Winter storm Jonas has passed over the East Coast and in its wake has left piles of snow you can’t see over, some flooding and lots of power outages that’ll last several days. Now what? You’ve already been stuck at home several days. This is the danger zone – the time when you could make some poor decisions in terms of the safety of you and your loved ones.
Several government agencies have issued guidelines to stay safe during storms, but few have said much about what to do when the storm passes. Here are our top tips to make sure you survive not only the storm, but the aftermath:
- Check on your elderly and ill neighbors, friends and family. If you haven’t seen them in several days or heard from them, they may need help and could be unable to ask. Don’t assume someone else has them covered.
- Check in with family outside the storm area to let them know you are ok.
- Understand the danger signs of hypothermia – confusion, dizziness, shivering that stops the longer one is exposed to the cold, shallow breathing, slurred speech, weak pulse. Seek medical attention immediately. Find more information here.
- Keep your pets inside (except for bathroom breaks) – this actually should be the standard for winter pet care; if it’s too cold for you, it’s too cold for them.

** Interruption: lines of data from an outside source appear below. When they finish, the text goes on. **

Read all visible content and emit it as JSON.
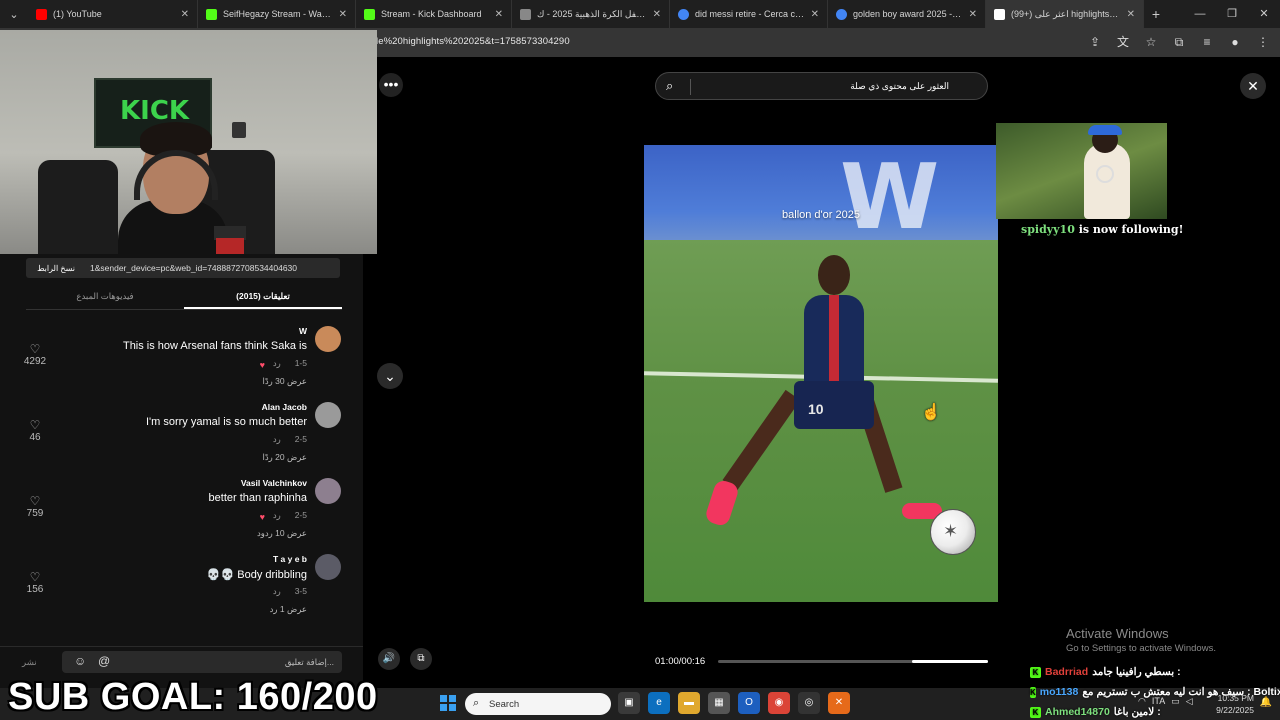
{
  "browser": {
    "tabs": [
      {
        "title": "(1) YouTube",
        "favicon": "youtube-icon",
        "color": "#ff0000"
      },
      {
        "title": "SeifHegazy Stream - Watch Live",
        "favicon": "kick-icon",
        "color": "#53fc18"
      },
      {
        "title": "Stream - Kick Dashboard",
        "favicon": "kick-icon",
        "color": "#53fc18"
      },
      {
        "title": "نتائج حفل الكرة الذهبية 2025 - ك",
        "favicon": "site-icon",
        "color": "#888888"
      },
      {
        "title": "did messi retire - Cerca con Go",
        "favicon": "google-icon",
        "color": "#4285f4"
      },
      {
        "title": "golden boy award 2025 - Cerca",
        "favicon": "google-icon",
        "color": "#4285f4"
      },
      {
        "title": "(99+) اعثر على highlights 2025'",
        "favicon": "tiktok-icon",
        "color": "#ffffff"
      }
    ],
    "new_tab": "+",
    "url": "le%20highlights%202025&t=1758573304290"
  },
  "tiktok_panel": {
    "copy_link": "نسخ الرابط",
    "share_link": "1&sender_device=pc&web_id=7488872708534404630",
    "tabs": {
      "comments": "(2015) تعليقات",
      "creator_videos": "فيديوهات المبدع"
    },
    "comments": [
      {
        "user": "W",
        "text": "This is how Arsenal fans think Saka is",
        "date": "1-5",
        "reply": "رد",
        "replies": "عرض 30 ردًا",
        "likes": "4292",
        "creator_liked": true
      },
      {
        "user": "Alan Jacob",
        "text": "I'm sorry yamal is so much better",
        "date": "2-5",
        "reply": "رد",
        "replies": "عرض 20 ردًا",
        "likes": "46",
        "creator_liked": false
      },
      {
        "user": "Vasil Valchinkov",
        "text": "better than raphinha",
        "date": "2-5",
        "reply": "رد",
        "replies": "عرض 10 ردود",
        "likes": "759",
        "creator_liked": true
      },
      {
        "user": "T a y e b",
        "text": "💀💀 Body dribbling",
        "date": "3-5",
        "reply": "رد",
        "replies": "عرض 1 رد",
        "likes": "156",
        "creator_liked": false
      }
    ],
    "comment_placeholder": "إضافة تعليق...",
    "post_label": "نشر"
  },
  "player": {
    "search_placeholder": "العثور على محتوى ذي صلة",
    "caption": "ballon d'or 2025",
    "current_time": "01:00",
    "duration": "00:16",
    "progress_fraction": 0.72,
    "shirt_number": "10"
  },
  "overlay": {
    "sub_goal": "SUB GOAL: 160/200",
    "follower_name": "spidyy10",
    "follower_text": " is now following!",
    "activate_title": "Activate Windows",
    "activate_sub": "Go to Settings to activate Windows."
  },
  "chat": [
    {
      "user": "Badrriad",
      "user_color": "#e0403a",
      "message": "بسطي رافينيا جامد :"
    },
    {
      "user": "mo1138",
      "user_color": "#4aa8ff",
      "message": "سيف هو انت ليه معتش ب تستريم مع : Boltix"
    },
    {
      "user": "Ahmed14870",
      "user_color": "#7ee07e",
      "message": "لامين باغا :"
    }
  ],
  "taskbar": {
    "search_placeholder": "Search",
    "language": "ITA",
    "time": "10:35 PM",
    "date": "9/22/2025"
  }
}
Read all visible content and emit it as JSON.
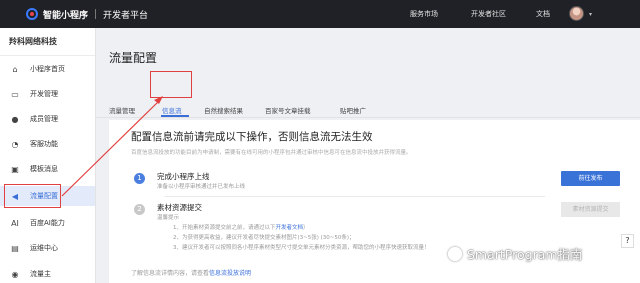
{
  "topbar": {
    "logo_text": "智能小程序",
    "section": "开发者平台",
    "nav": [
      "服务市场",
      "开发者社区",
      "文档"
    ],
    "avatar_caret": "▾"
  },
  "sidebar": {
    "company": "羚科网络科技",
    "items": [
      {
        "label": "小程序首页",
        "icon": "home-icon",
        "glyph": "⌂"
      },
      {
        "label": "开发管理",
        "icon": "code-icon",
        "glyph": "▭"
      },
      {
        "label": "成员管理",
        "icon": "user-icon",
        "glyph": "●"
      },
      {
        "label": "客服功能",
        "icon": "headset-icon",
        "glyph": "◔"
      },
      {
        "label": "模板消息",
        "icon": "message-icon",
        "glyph": "▣"
      },
      {
        "label": "流量配置",
        "icon": "megaphone-icon",
        "glyph": "◀"
      },
      {
        "label": "百度AI能力",
        "icon": "ai-icon",
        "glyph": "AI"
      },
      {
        "label": "运维中心",
        "icon": "monitor-icon",
        "glyph": "▤"
      },
      {
        "label": "流量主",
        "icon": "coin-icon",
        "glyph": "◉"
      }
    ]
  },
  "main": {
    "title": "流量配置",
    "tabs": [
      "流量管理",
      "信息流",
      "自然搜索结果",
      "百家号文章挂载",
      "贴吧推广"
    ],
    "active_tab": 1
  },
  "card": {
    "title": "配置信息流前请完成以下操作，否则信息流无法生效",
    "desc": "百度信息流投放的功能目前为申请制，需要有在线可用的小程序包并通过审核中信息可在信息流中投放并获得流量。",
    "steps": [
      {
        "num": "1",
        "title": "完成小程序上线",
        "sub": "准备以小程序审核通过并已发布上线",
        "button": "前往发布"
      },
      {
        "num": "2",
        "title": "素材资源提交",
        "sub": "温馨提示",
        "button": "素材资源提交"
      }
    ],
    "notes": [
      {
        "text": "1、开始素材资源提交前之前，请通过以下",
        "link": "开发者文档",
        "tail": "）"
      },
      {
        "text": "2、为获得更高收益，建议开发者尽快提交素材图片(3~5张) (30~50条)；",
        "link": "",
        "tail": ""
      },
      {
        "text": "3、建议开发者可以按照同各小程序素材类型尺寸提交单元素材分类资源，帮助您的小程序快速获取流量！",
        "link": "",
        "tail": ""
      }
    ],
    "footer_text": "了解信息流详情内容，请查看",
    "footer_link": "信息流投放说明"
  },
  "float_button": "?",
  "watermark": "SmartProgram指南",
  "colors": {
    "accent": "#3a6fd8",
    "highlight": "#e0403f",
    "topbar": "#1f2126"
  }
}
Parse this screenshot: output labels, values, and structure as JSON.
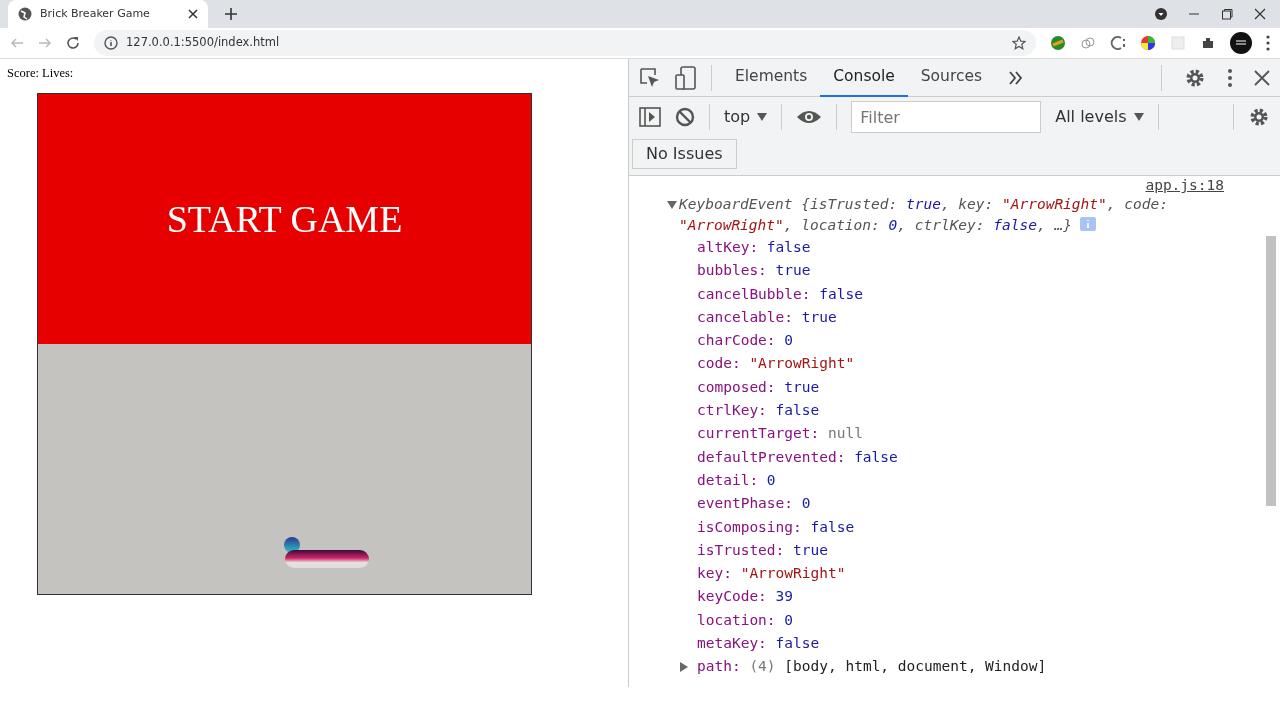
{
  "browser": {
    "tabs": [
      {
        "title": "Brick Breaker Game",
        "selected": true
      }
    ],
    "address": "127.0.0.1:5500/index.html"
  },
  "page": {
    "status": "Score: Lives:",
    "game": {
      "overlay_text": "START GAME"
    }
  },
  "devtools": {
    "tabs": [
      {
        "label": "Elements",
        "selected": false
      },
      {
        "label": "Console",
        "selected": true
      },
      {
        "label": "Sources",
        "selected": false
      }
    ],
    "context": "top",
    "filter": {
      "placeholder": "Filter"
    },
    "levels": "All levels",
    "issues": "No Issues",
    "log": {
      "source": "app.js:18",
      "expanded": true,
      "summary": [
        {
          "text": "KeyboardEvent {isTrusted: ",
          "kind": "plain"
        },
        {
          "text": "true",
          "kind": "value"
        },
        {
          "text": ", key: ",
          "kind": "plain"
        },
        {
          "text": "\"ArrowRight\"",
          "kind": "string"
        },
        {
          "text": ", code: ",
          "kind": "plain"
        },
        {
          "text": "\"ArrowRight\"",
          "kind": "string"
        },
        {
          "text": ", location: ",
          "kind": "plain"
        },
        {
          "text": "0",
          "kind": "value"
        },
        {
          "text": ", ctrlKey: ",
          "kind": "plain"
        },
        {
          "text": "false",
          "kind": "value"
        },
        {
          "text": ", …}",
          "kind": "plain"
        }
      ],
      "properties": [
        {
          "key": "altKey:",
          "value": "false",
          "kind": "value"
        },
        {
          "key": "bubbles:",
          "value": "true",
          "kind": "value"
        },
        {
          "key": "cancelBubble:",
          "value": "false",
          "kind": "value"
        },
        {
          "key": "cancelable:",
          "value": "true",
          "kind": "value"
        },
        {
          "key": "charCode:",
          "value": "0",
          "kind": "value"
        },
        {
          "key": "code:",
          "value": "\"ArrowRight\"",
          "kind": "string"
        },
        {
          "key": "composed:",
          "value": "true",
          "kind": "value"
        },
        {
          "key": "ctrlKey:",
          "value": "false",
          "kind": "value"
        },
        {
          "key": "currentTarget:",
          "value": "null",
          "kind": "null"
        },
        {
          "key": "defaultPrevented:",
          "value": "false",
          "kind": "value"
        },
        {
          "key": "detail:",
          "value": "0",
          "kind": "value"
        },
        {
          "key": "eventPhase:",
          "value": "0",
          "kind": "value"
        },
        {
          "key": "isComposing:",
          "value": "false",
          "kind": "value"
        },
        {
          "key": "isTrusted:",
          "value": "true",
          "kind": "value"
        },
        {
          "key": "key:",
          "value": "\"ArrowRight\"",
          "kind": "string"
        },
        {
          "key": "keyCode:",
          "value": "39",
          "kind": "value"
        },
        {
          "key": "location:",
          "value": "0",
          "kind": "value"
        },
        {
          "key": "metaKey:",
          "value": "false",
          "kind": "value"
        },
        {
          "key": "path:",
          "count": "(4)",
          "value": "[body, html, document, Window]",
          "kind": "array",
          "expanded": false
        }
      ]
    }
  }
}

- Do not heat your home with your gas oven; not only are you running the risk of fire, you’re running the risk of carbon monoxide poisoning or worse, especially if the pilot goes out.
- Keep a fire extinguisher handy.
- When the power comes back on, let your refrigerator run at least four hours before opening the doors to let it reach the proper temperature.
- Don’t taste food to figure out if it’s still good; when in doubt, throw it out.
- Shovel snow in short blocks of time, no more than 15 minutes at a time, especially if you’re out of shape or have been ill. Better yet, hire a neighborhood kid to do it for you.
- If you have a snow blower, offer to take care of the snow for your elderly and ill neighbors, friends and family; you could be saving a life.
- Don’t drive until the authorities have opened roads once again; going out before could put others in danger, especially if you find yourself stuck in an area where snow plows are working.
- If you have a health emergency, contact 9-1-1; don’t try to drive yourself. First responders have special training in dealing with weather emergencies and your loved one is more likely to arrive at the hospital safely if you let them do their jobs.
Just because the storm is over doesn’t mean the problems are over. Use common sense when thinking about going out of the house (no matter how stir-crazy you’re feeling).